What you are asked to do:
Could you write out the whole listing exactly as it appears?

Source data:
╔══

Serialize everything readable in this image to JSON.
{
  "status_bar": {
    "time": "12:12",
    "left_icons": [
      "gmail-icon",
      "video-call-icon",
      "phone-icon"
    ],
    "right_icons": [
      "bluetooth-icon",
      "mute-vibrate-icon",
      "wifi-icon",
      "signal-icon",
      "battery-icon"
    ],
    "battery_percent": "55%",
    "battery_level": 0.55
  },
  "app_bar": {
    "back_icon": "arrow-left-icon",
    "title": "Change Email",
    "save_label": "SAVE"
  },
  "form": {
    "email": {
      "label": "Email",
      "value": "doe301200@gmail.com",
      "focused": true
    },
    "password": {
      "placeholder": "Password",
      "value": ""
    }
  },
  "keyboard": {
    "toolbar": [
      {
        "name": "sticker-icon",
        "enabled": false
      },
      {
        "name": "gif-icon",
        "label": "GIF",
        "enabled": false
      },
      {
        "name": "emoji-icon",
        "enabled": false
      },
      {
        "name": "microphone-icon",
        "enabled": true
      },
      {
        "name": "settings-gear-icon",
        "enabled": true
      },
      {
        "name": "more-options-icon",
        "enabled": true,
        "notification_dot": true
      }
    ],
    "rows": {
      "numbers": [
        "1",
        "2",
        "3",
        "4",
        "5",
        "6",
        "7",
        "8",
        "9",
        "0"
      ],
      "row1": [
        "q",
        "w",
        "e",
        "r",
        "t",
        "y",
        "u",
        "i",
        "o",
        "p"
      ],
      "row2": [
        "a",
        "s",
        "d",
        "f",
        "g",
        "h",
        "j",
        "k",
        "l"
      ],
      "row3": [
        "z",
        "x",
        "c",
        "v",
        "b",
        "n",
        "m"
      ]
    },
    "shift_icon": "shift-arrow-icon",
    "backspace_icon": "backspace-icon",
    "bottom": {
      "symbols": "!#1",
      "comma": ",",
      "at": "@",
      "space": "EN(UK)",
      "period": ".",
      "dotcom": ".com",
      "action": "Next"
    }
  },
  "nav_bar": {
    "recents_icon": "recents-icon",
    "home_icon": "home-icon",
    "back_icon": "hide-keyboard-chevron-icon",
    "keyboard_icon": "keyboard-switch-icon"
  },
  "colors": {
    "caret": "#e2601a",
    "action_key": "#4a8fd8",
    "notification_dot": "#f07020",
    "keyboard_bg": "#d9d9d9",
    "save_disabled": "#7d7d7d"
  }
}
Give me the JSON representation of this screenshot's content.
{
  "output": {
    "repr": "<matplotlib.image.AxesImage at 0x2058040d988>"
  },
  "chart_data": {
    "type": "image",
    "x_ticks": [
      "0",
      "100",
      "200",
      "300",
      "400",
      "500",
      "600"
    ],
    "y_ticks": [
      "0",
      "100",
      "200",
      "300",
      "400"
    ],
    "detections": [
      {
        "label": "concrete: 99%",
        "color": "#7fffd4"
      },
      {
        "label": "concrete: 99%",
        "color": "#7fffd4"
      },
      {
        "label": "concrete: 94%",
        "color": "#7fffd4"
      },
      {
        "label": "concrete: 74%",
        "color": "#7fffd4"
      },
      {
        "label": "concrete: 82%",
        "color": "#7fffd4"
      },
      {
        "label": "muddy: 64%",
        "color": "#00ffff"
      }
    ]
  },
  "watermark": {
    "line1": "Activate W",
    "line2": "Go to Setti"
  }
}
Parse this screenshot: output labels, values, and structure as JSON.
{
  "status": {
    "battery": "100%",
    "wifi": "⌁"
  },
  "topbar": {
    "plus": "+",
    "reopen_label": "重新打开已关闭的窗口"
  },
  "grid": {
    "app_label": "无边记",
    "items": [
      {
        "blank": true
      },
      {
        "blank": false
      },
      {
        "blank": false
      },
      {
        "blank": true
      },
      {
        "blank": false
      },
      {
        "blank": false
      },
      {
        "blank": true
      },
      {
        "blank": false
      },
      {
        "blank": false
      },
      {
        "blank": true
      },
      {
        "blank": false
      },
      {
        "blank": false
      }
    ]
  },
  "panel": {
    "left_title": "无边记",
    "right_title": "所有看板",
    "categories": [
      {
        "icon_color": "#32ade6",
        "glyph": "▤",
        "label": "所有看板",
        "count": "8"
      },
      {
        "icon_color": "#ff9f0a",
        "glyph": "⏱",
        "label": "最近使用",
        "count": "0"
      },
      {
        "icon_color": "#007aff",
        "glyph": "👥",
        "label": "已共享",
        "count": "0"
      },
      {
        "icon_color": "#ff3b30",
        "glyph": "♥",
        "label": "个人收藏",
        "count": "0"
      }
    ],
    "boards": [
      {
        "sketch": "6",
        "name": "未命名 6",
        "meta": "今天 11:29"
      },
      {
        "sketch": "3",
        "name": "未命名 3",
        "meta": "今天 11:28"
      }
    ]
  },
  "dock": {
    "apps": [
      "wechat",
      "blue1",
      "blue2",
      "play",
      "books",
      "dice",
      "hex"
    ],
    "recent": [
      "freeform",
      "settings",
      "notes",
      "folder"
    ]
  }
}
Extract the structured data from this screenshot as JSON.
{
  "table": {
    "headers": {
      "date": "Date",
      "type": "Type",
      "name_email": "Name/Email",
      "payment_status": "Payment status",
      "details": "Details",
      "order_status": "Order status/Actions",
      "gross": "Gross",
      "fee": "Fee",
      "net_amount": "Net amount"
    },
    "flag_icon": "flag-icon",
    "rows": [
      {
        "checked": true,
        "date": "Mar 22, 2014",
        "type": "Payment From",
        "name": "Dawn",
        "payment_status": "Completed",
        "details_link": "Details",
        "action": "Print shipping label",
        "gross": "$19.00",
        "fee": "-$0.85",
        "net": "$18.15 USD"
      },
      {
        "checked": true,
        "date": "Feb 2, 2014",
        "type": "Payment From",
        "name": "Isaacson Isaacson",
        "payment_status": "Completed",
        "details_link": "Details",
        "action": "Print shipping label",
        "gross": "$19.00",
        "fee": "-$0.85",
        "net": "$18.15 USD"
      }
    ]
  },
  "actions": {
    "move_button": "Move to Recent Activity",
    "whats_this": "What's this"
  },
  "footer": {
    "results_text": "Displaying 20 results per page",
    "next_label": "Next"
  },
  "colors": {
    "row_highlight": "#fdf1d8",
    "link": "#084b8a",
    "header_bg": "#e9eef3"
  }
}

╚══

Solution to the problem:
Serialize everything readable in this image to JSON.
{
  "status_bar": {
    "time": "12:12",
    "left_icons": [
      "gmail-icon",
      "video-call-icon",
      "phone-icon"
    ],
    "right_icons": [
      "bluetooth-icon",
      "mute-vibrate-icon",
      "wifi-icon",
      "signal-icon",
      "battery-icon"
    ],
    "battery_percent": "55%",
    "battery_level": 0.55
  },
  "app_bar": {
    "back_icon": "arrow-left-icon",
    "title": "Change Email",
    "save_label": "SAVE"
  },
  "form": {
    "email": {
      "label": "Email",
      "value": "doe301200@gmail.com",
      "focused": true
    },
    "password": {
      "placeholder": "Password",
      "value": ""
    }
  },
  "keyboard": {
    "toolbar": [
      {
        "name": "sticker-icon",
        "enabled": false
      },
      {
        "name": "gif-icon",
        "label": "GIF",
        "enabled": false
      },
      {
        "name": "emoji-icon",
        "enabled": false
      },
      {
        "name": "microphone-icon",
        "enabled": true
      },
      {
        "name": "settings-gear-icon",
        "enabled": true
      },
      {
        "name": "more-options-icon",
        "enabled": true,
        "notification_dot": true
      }
    ],
    "rows": {
      "numbers": [
        "1",
        "2",
        "3",
        "4",
        "5",
        "6",
        "7",
        "8",
        "9",
        "0"
      ],
      "row1": [
        "q",
        "w",
        "e",
        "r",
        "t",
        "y",
        "u",
        "i",
        "o",
        "p"
      ],
      "row2": [
        "a",
        "s",
        "d",
        "f",
        "g",
        "h",
        "j",
        "k",
        "l"
      ],
      "row3": [
        "z",
        "x",
        "c",
        "v",
        "b",
        "n",
        "m"
      ]
    },
    "shift_icon": "shift-arrow-icon",
    "backspace_icon": "backspace-icon",
    "bottom": {
      "symbols": "!#1",
      "comma": ",",
      "at": "@",
      "space": "EN(UK)",
      "period": ".",
      "dotcom": ".com",
      "action": "Next"
    }
  },
  "nav_bar": {
    "recents_icon": "recents-icon",
    "home_icon": "home-icon",
    "back_icon": "hide-keyboard-chevron-icon",
    "keyboard_icon": "keyboard-switch-icon"
  },
  "colors": {
    "caret": "#e2601a",
    "action_key": "#4a8fd8",
    "notification_dot": "#f07020",
    "keyboard_bg": "#d9d9d9",
    "save_disabled": "#7d7d7d"
  }
}
Give me the JSON representation of this screenshot's content.
{
  "output": {
    "repr": "<matplotlib.image.AxesImage at 0x2058040d988>"
  },
  "chart_data": {
    "type": "image",
    "x_ticks": [
      "0",
      "100",
      "200",
      "300",
      "400",
      "500",
      "600"
    ],
    "y_ticks": [
      "0",
      "100",
      "200",
      "300",
      "400"
    ],
    "detections": [
      {
        "label": "concrete: 99%",
        "color": "#7fffd4"
      },
      {
        "label": "concrete: 99%",
        "color": "#7fffd4"
      },
      {
        "label": "concrete: 94%",
        "color": "#7fffd4"
      },
      {
        "label": "concrete: 74%",
        "color": "#7fffd4"
      },
      {
        "label": "concrete: 82%",
        "color": "#7fffd4"
      },
      {
        "label": "muddy: 64%",
        "color": "#00ffff"
      }
    ]
  },
  "watermark": {
    "line1": "Activate W",
    "line2": "Go to Setti"
  }
}
Parse this screenshot: output labels, values, and structure as JSON.
{
  "status": {
    "battery": "100%",
    "wifi": "⌁"
  },
  "topbar": {
    "plus": "+",
    "reopen_label": "重新打开已关闭的窗口"
  },
  "grid": {
    "app_label": "无边记",
    "items": [
      {
        "blank": true
      },
      {
        "blank": false
      },
      {
        "blank": false
      },
      {
        "blank": true
      },
      {
        "blank": false
      },
      {
        "blank": false
      },
      {
        "blank": true
      },
      {
        "blank": false
      },
      {
        "blank": false
      },
      {
        "blank": true
      },
      {
        "blank": false
      },
      {
        "blank": false
      }
    ]
  },
  "panel": {
    "left_title": "无边记",
    "right_title": "所有看板",
    "categories": [
      {
        "icon_color": "#32ade6",
        "glyph": "▤",
        "label": "所有看板",
        "count": "8"
      },
      {
        "icon_color": "#ff9f0a",
        "glyph": "⏱",
        "label": "最近使用",
        "count": "0"
      },
      {
        "icon_color": "#007aff",
        "glyph": "👥",
        "label": "已共享",
        "count": "0"
      },
      {
        "icon_color": "#ff3b30",
        "glyph": "♥",
        "label": "个人收藏",
        "count": "0"
      }
    ],
    "boards": [
      {
        "sketch": "6",
        "name": "未命名 6",
        "meta": "今天 11:29"
      },
      {
        "sketch": "3",
        "name": "未命名 3",
        "meta": "今天 11:28"
      }
    ]
  },
  "dock": {
    "apps": [
      "wechat",
      "blue1",
      "blue2",
      "play",
      "books",
      "dice",
      "hex"
    ],
    "recent": [
      "freeform",
      "settings",
      "notes",
      "folder"
    ]
  }
}
Extract the structured data from this screenshot as JSON.
{
  "table": {
    "headers": {
      "date": "Date",
      "type": "Type",
      "name_email": "Name/Email",
      "payment_status": "Payment status",
      "details": "Details",
      "order_status": "Order status/Actions",
      "gross": "Gross",
      "fee": "Fee",
      "net_amount": "Net amount"
    },
    "flag_icon": "flag-icon",
    "rows": [
      {
        "checked": true,
        "date": "Mar 22, 2014",
        "type": "Payment From",
        "name": "Dawn",
        "payment_status": "Completed",
        "details_link": "Details",
        "action": "Print shipping label",
        "gross": "$19.00",
        "fee": "-$0.85",
        "net": "$18.15 USD"
      },
      {
        "checked": true,
        "date": "Feb 2, 2014",
        "type": "Payment From",
        "name": "Isaacson Isaacson",
        "payment_status": "Completed",
        "details_link": "Details",
        "action": "Print shipping label",
        "gross": "$19.00",
        "fee": "-$0.85",
        "net": "$18.15 USD"
      }
    ]
  },
  "actions": {
    "move_button": "Move to Recent Activity",
    "whats_this": "What's this"
  },
  "footer": {
    "results_text": "Displaying 20 results per page",
    "next_label": "Next"
  },
  "colors": {
    "row_highlight": "#fdf1d8",
    "link": "#084b8a",
    "header_bg": "#e9eef3"
  }
}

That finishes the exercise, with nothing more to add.